Before we left the States for Mexico
, we made an awning that would also catch water
Key, was Jim made a split aluminum
fitting for the backstay, that clamped on it, and had sockets to accept thick walled pvc pipe ('cause it's stiffer).
The awning had 3 spreaders, all the way forward, "middle" forward of the split for the toppping lift
, and then split for the boom topping lift
, closing the rest of the way with velcro to the split spreader at the rear. The widest you want to go is about 10" overlap on the sides of the boat
. In our case, I used old sail cloth for the pipe pockets, and reinforced the edges with flat tubular webbing like one used for jack lines.
To reef it, we each got on one side, and untied the leading edges from the shroud
, and rolled it up till we got to the end of the boom, then rolled the tails up over the existing roll of pipes and fabric
. This could then either be lashed down to the toe rail, or taken apart and stowed.
It was mounted high enough (had a webbing loop attached, using the main sail halyard
to hoist by at the center, forward) to be able to scamper forward to check the anchor
, and had bungees with hooks to the lifelines to hold the sides down, very quick to release if you wanted to get it down NOW.
In the case of the OP, he could use a pole or a pipe lashed athwartships across the runners, and that will widen considerably what he is able to cover with the awning.
Personally, because I'm lazy and not fond of re-doing things, I would build it to last, I'd use Sunbrella or Weather
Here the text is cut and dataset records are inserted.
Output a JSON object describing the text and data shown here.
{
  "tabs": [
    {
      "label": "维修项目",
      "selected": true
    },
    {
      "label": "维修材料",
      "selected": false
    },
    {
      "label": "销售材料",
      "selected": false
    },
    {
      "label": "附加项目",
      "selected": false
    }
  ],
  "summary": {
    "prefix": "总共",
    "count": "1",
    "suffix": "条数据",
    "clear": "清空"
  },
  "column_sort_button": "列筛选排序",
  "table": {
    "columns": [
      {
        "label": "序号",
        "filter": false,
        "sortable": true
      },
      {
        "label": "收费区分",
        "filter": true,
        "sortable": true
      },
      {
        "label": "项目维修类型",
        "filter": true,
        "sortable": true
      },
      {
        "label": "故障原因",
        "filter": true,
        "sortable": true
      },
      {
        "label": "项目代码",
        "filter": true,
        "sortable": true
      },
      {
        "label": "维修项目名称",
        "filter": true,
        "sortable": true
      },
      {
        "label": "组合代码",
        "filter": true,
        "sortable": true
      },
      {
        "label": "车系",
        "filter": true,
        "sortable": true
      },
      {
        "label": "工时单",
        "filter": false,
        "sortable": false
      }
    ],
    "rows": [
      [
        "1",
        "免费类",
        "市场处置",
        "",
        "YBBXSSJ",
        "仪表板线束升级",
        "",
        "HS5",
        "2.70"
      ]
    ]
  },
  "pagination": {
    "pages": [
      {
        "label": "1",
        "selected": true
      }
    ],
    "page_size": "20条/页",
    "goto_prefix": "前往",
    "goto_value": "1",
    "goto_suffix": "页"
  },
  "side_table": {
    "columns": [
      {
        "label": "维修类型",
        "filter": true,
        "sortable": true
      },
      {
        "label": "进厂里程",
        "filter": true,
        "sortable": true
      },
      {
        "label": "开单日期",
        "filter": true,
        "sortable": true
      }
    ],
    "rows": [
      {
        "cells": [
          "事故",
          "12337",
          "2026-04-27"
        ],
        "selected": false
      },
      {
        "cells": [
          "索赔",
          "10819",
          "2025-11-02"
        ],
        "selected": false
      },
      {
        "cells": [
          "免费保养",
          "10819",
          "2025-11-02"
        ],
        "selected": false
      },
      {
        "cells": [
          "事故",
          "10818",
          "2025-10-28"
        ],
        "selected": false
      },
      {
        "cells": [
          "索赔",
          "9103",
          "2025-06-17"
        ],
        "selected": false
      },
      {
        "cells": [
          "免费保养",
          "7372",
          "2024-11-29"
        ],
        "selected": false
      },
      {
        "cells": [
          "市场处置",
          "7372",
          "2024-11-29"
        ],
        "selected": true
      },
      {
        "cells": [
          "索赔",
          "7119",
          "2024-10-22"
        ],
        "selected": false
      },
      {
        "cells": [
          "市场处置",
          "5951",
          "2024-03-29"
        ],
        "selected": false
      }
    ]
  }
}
Max 80, and ptfe thread to sew it, and only make one. And if I were having it made, same requirement. An awning that size is expensive, why have one made only to have to replace it in 5 years?
Our present cockpit awning zips onto the aft end of our dodger
, and used bungees to the radar arch
to stretch it. I made the sides long, and they snap to the underneath of the awning most of the time, but if I want max width at the aft end, I unsnap them and they bungee onto little buttons screwed into the s/s tubing of the radar arch
. (If we want to catch water
, we attach a large funnel at the fwd edges, hose onto the funnel bottoms, and led into catchment jugs. I like to see the water i'm putting in.)
If you want to catch water with the large awning, you want to find where the low points port and stbd will be, and then, depending on how fast you want to catch water, make the requisite number of holes and cones and sew them in. (Mine were 3" diameter, down to 3/4" hose size. I sewed ties at the ends where we jammed the hoses up, and tied them tightly a bit below. Another method is to sew gutters on the top side of the awning, catch water at low spot.
Later on, we found the large awning too much hassle, and shifted to a cockpit only awning/rain catcher, which actually met our needs better. The OP may not want to do that if he wants to shade the teak
on the side decks (it gets so darn hot in the tropics).
Fwiw, we never shaded the foredeck, although we made a reefing windscoop for it.
Most of the foredeck awnings we see use either a spinnaker
pole or a line from the mast to the forestay, and the rest is just a tent shape. Works well for shade, but not so much for quick access forward.